Retrieve every line from the records in which the word "name" occurs.

INPUT FOR THIS TASK Block Start

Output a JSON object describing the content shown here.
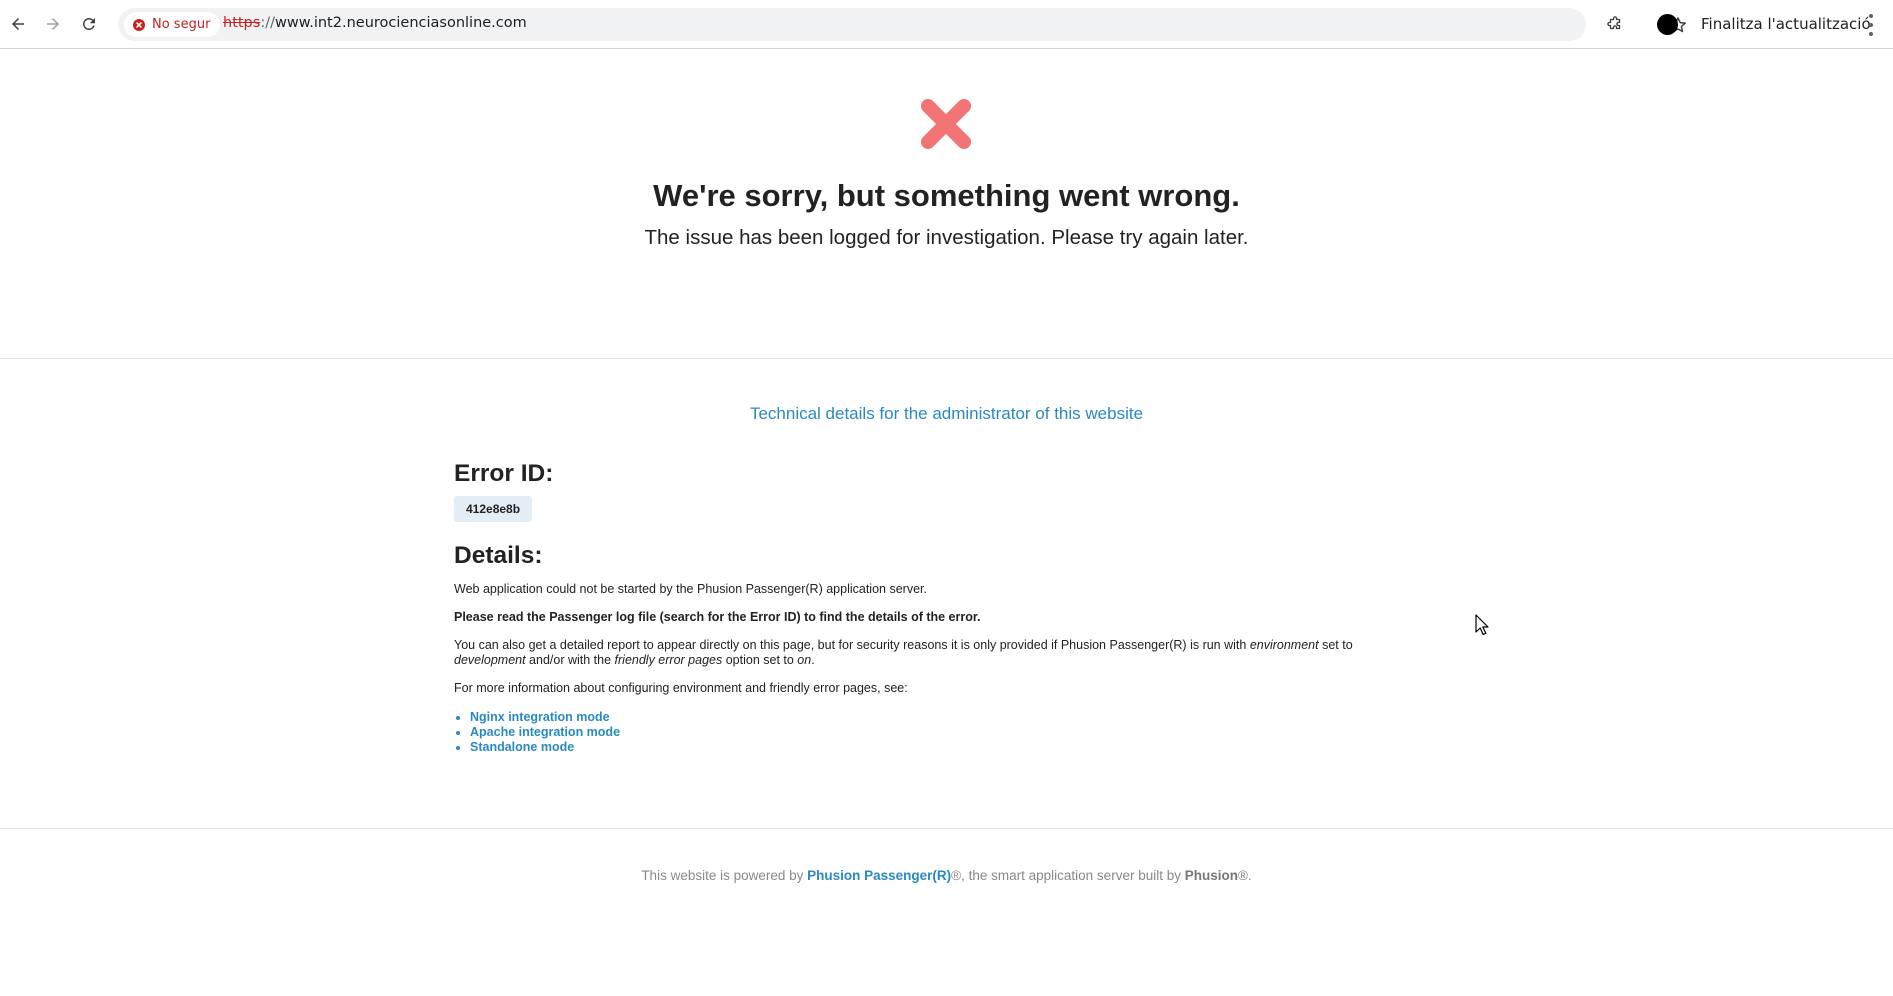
{
  "browser": {
    "security_chip_label": "No segur",
    "url_scheme": "https",
    "url_sep": "://",
    "url_host": "www.int2.neurocienciasonline.com",
    "update_label": "Finalitza l'actualització",
    "icons": [
      "back-icon",
      "forward-icon",
      "reload-icon",
      "warning-icon",
      "star-icon",
      "extensions-icon",
      "profile-avatar",
      "kebab-menu-icon"
    ]
  },
  "page": {
    "heading": "We're sorry, but something went wrong.",
    "subheading": "The issue has been logged for investigation. Please try again later.",
    "tech_link": "Technical details for the administrator of this website",
    "error_id_heading": "Error ID:",
    "error_id": "412e8e8b",
    "details_heading": "Details:",
    "p1": "Web application could not be started by the Phusion Passenger(R) application server.",
    "p2": "Please read the Passenger log file (search for the Error ID) to find the details of the error.",
    "p3_a": "You can also get a detailed report to appear directly on this page, but for security reasons it is only provided if Phusion Passenger(R) is run with ",
    "p3_em1": "environment",
    "p3_b": " set to ",
    "p3_em2": "development",
    "p3_c": " and/or with the ",
    "p3_em3": "friendly error pages",
    "p3_d": " option set to ",
    "p3_em4": "on",
    "p3_e": ".",
    "p4": "For more information about configuring environment and friendly error pages, see:",
    "links": [
      "Nginx integration mode",
      "Apache integration mode",
      "Standalone mode"
    ],
    "footer_a": "This website is powered by ",
    "footer_link": "Phusion Passenger(R)",
    "footer_b": "®, the smart application server built by ",
    "footer_brand": "Phusion",
    "footer_c": "®."
  },
  "colors": {
    "link": "#2a8ac0",
    "error_icon": "#f27474",
    "insecure": "#c5221f",
    "error_id_bg": "#e3edf6"
  }
}
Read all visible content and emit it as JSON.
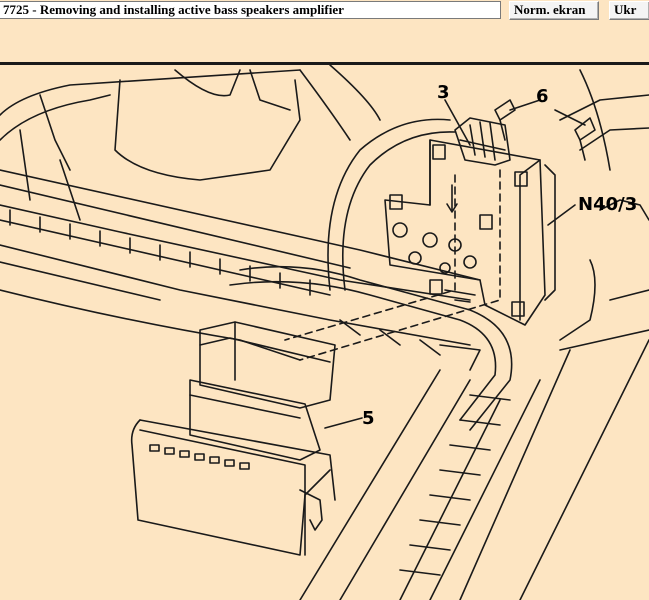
{
  "window": {
    "title": "7725 - Removing and installing active bass speakers amplifier",
    "buttons": [
      {
        "label": "Norm. ekran"
      },
      {
        "label": "Ukr"
      }
    ]
  },
  "illustration": {
    "callouts": [
      "3",
      "6",
      "N40/3",
      "5"
    ]
  },
  "colors": {
    "background": "#fde5c2",
    "line": "#1a1a1a"
  }
}
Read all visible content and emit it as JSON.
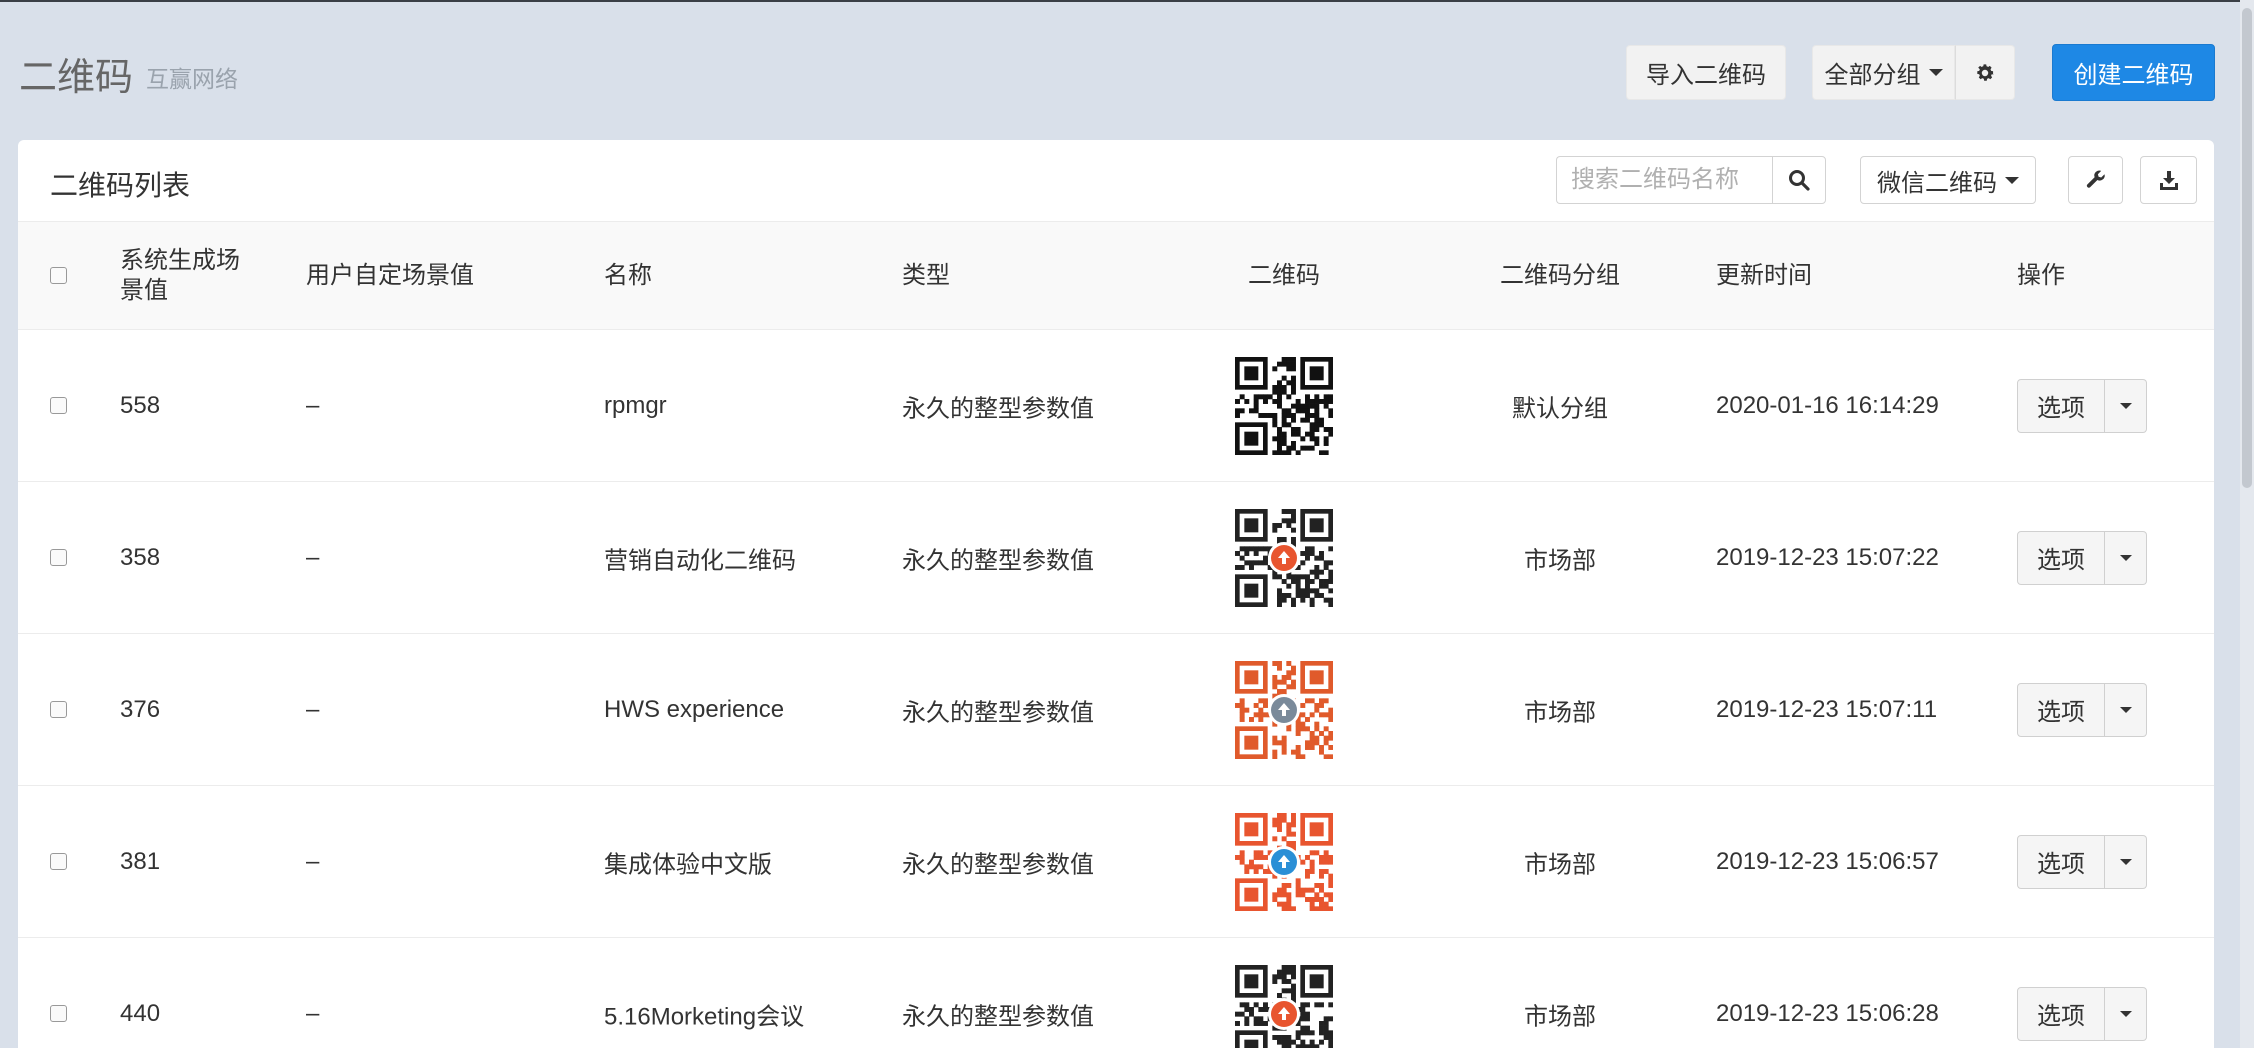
{
  "header": {
    "title": "二维码",
    "subtitle": "互赢网络",
    "import_label": "导入二维码",
    "group_label": "全部分组",
    "create_label": "创建二维码"
  },
  "panel": {
    "title": "二维码列表",
    "search_placeholder": "搜索二维码名称",
    "type_filter": "微信二维码"
  },
  "table": {
    "columns": {
      "sys_scene": "系统生成场景值",
      "user_scene": "用户自定场景值",
      "name": "名称",
      "type": "类型",
      "qrcode": "二维码",
      "group": "二维码分组",
      "updated": "更新时间",
      "actions": "操作"
    },
    "rows": [
      {
        "sys_scene": "558",
        "user_scene": "–",
        "name": "rpmgr",
        "type": "永久的整型参数值",
        "group": "默认分组",
        "updated": "2020-01-16 16:14:29",
        "action": "选项",
        "qr_color": "#111111",
        "qr_logo": ""
      },
      {
        "sys_scene": "358",
        "user_scene": "–",
        "name": "营销自动化二维码",
        "type": "永久的整型参数值",
        "group": "市场部",
        "updated": "2019-12-23 15:07:22",
        "action": "选项",
        "qr_color": "#222222",
        "qr_logo": "#e8552f"
      },
      {
        "sys_scene": "376",
        "user_scene": "–",
        "name": "HWS experience",
        "type": "永久的整型参数值",
        "group": "市场部",
        "updated": "2019-12-23 15:07:11",
        "action": "选项",
        "qr_color": "#e05a2b",
        "qr_logo": "#7a8a9a"
      },
      {
        "sys_scene": "381",
        "user_scene": "–",
        "name": "集成体验中文版",
        "type": "永久的整型参数值",
        "group": "市场部",
        "updated": "2019-12-23 15:06:57",
        "action": "选项",
        "qr_color": "#e8552f",
        "qr_logo": "#2a8fd6"
      },
      {
        "sys_scene": "440",
        "user_scene": "–",
        "name": "5.16Morketing会议",
        "type": "永久的整型参数值",
        "group": "市场部",
        "updated": "2019-12-23 15:06:28",
        "action": "选项",
        "qr_color": "#222222",
        "qr_logo": "#e8552f"
      }
    ]
  },
  "icons": {
    "gear": "gear-icon",
    "search": "search-icon",
    "wrench": "wrench-icon",
    "download": "download-icon"
  }
}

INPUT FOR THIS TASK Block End

**OUTPUT OF THE EXERCISE:**
      "name": "名称",
        "name": "rpmgr",
        "name": "营销自动化二维码",
        "name": "HWS experience",
        "name": "集成体验中文版",
        "name": "5.16Morketing会议",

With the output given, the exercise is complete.